Prime minister Narendra Modi’s goal of reducing India’s import dependence on energy by 10 percentage points in another 8 years, from around 77% right now, and to 50% by 2030 is laudable, but it will take a lot more than what is being done right now. Exhorting people to give up their subsidies on LPG is a good thing and it is nice to know 2.8 lakh people have volunteered—but this adds up to a mere R100 crore while the LPG subsidy in the April-December period was a little under R35,000 crore. Getting the import intensity of energy down requires fixing the subsidy regime so that people consume less and the pricing regime so that firms produce more. While the government has taken credit for decontrolling diesel prices, the fact is the hard work on this was done by the UPA which increased prices of diesel by 40-50 paise per litre per month till the subsidy got removed—as a result of this, consumption of diesel got rationalised and, for instance, industry stopped burning it in their furnaces in place of furnace oil which was more expensive since it was not subsidised. A similar opportunity, however, was missed by the NDA and, while it is true LPG subsidies have been falling, this is only because global prices have been falling, not because the government has taken a conscious decision to cut subsidies.
Matters are not much better in the electricity sector. After a 14% tariff hike in FY13 when states were keen to sign on to the UPA government’s financial restructuring package, the hikes in FY14 came down to 7%, and to a mere 6% in FY15 in the 22 states that decided to increase electricity charges—all this when, right now, there is a loss of around R1 on each unit of power produced. Electricity pricing, it is true, is a state subject, but the Centre has not tried to incentivise states to raise tariffs—and certainly, an NDA government could have put pressure on NDA-ruled states to raise tariffs.

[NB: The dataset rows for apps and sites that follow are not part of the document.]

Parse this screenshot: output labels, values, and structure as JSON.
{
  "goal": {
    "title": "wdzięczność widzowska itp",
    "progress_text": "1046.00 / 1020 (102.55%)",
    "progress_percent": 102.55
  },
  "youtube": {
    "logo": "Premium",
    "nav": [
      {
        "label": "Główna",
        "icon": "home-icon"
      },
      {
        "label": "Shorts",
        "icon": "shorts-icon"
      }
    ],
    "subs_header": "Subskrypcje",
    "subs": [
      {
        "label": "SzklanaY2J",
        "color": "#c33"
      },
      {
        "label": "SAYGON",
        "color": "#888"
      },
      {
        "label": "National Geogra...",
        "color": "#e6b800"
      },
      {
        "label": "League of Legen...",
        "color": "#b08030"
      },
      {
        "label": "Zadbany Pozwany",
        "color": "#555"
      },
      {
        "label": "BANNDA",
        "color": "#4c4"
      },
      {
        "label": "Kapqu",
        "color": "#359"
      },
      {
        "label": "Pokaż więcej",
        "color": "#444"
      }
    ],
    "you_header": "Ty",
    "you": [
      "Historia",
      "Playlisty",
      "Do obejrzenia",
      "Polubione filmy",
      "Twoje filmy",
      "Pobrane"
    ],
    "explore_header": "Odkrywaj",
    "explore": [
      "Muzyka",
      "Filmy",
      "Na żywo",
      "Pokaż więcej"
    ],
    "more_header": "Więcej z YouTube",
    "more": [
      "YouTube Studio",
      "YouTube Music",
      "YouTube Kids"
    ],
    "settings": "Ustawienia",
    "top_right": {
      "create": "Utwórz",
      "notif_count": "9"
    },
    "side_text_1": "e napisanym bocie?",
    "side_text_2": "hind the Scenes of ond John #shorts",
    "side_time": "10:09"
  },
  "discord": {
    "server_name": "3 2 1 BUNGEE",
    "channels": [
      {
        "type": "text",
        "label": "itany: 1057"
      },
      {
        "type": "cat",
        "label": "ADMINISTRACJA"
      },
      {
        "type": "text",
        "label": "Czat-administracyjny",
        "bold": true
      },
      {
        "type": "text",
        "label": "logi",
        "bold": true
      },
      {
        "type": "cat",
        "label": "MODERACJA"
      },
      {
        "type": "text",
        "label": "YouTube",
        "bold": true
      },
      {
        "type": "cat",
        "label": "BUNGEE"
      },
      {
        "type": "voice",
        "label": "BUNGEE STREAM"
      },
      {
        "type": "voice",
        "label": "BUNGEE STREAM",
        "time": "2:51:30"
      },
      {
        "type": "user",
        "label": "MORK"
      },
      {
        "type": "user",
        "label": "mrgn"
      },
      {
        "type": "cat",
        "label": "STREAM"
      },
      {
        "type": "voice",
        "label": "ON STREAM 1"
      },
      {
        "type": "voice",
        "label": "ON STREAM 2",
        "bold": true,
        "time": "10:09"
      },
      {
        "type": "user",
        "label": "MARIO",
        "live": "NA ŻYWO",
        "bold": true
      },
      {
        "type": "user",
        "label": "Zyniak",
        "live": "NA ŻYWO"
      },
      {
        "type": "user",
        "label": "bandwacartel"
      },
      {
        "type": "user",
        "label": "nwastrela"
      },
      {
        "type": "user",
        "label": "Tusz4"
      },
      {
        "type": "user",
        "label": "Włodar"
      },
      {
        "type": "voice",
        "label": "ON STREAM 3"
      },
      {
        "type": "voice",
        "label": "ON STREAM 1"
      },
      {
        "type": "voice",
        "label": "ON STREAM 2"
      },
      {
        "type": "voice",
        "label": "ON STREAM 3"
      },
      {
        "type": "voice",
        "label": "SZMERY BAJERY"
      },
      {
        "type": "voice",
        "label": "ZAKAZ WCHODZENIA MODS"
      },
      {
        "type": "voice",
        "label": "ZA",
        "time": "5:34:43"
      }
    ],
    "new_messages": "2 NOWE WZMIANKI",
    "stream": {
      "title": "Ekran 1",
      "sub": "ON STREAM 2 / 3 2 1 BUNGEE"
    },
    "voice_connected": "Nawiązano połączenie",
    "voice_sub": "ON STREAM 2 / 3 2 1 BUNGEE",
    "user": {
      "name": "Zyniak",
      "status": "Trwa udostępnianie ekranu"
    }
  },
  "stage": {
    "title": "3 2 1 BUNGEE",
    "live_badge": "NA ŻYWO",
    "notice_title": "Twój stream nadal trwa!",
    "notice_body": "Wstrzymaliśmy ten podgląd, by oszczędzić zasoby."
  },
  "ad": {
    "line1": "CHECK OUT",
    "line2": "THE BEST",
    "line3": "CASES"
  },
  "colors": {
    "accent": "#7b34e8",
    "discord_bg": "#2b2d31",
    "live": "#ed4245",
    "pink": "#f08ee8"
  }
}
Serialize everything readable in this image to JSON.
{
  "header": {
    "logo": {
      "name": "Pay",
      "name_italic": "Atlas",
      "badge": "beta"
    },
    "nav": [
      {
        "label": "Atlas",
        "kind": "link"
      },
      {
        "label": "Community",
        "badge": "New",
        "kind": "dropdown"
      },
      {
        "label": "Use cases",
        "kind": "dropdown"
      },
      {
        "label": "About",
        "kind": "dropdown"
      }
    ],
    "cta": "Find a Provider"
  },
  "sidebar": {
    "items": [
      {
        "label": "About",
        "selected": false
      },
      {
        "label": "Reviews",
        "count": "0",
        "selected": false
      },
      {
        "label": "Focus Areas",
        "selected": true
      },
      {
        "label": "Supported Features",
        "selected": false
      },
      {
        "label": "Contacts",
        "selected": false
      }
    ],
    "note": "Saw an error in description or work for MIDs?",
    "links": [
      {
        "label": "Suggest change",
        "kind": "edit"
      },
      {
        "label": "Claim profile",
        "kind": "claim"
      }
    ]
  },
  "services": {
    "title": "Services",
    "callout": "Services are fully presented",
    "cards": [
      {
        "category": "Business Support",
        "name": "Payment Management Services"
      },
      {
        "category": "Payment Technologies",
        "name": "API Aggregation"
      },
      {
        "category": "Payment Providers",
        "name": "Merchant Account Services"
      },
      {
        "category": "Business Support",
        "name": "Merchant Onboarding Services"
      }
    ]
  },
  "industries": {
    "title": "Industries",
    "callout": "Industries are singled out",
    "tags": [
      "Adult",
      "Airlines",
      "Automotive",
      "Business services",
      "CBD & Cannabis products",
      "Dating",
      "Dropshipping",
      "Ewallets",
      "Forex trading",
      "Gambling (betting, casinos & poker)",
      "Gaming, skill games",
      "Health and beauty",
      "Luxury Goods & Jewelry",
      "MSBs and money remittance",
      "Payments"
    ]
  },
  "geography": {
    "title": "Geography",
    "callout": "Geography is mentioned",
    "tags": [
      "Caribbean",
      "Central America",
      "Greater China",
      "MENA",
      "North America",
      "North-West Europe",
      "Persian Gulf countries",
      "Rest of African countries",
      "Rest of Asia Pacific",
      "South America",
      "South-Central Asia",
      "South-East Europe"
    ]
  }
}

Things are worse when it comes to the supply-side. There is the obvious issue of natural gas pricing which has brought most exploration by both Reliance and ONGC to a halt since the current price offered by the government is not lucrative enough for the deep seas which is where most of India’s gas reserves are. But, as an FE analysis showed, under 15% of all oil and gas blocks awarded by the government are producing hydrocarbons today. While some firms found they could not explore due to their fields being in the path of navy firing ranges and ISRO rocket launches, others, including the public sector ONGC, have got into a spat with the DGH on what tests to carry out. Some others, like Cairn India, have not been able to get
extensions for their oilfields despite finding more oil/gas. In the case of coal, while captive mines have been auctioned to several players, till mines are allotted to commercial miners—that is at least a year away and could be more—there is little chance of a significant increase in supplies. On current form, achieving the prime minister’s ambitious goals seems tough.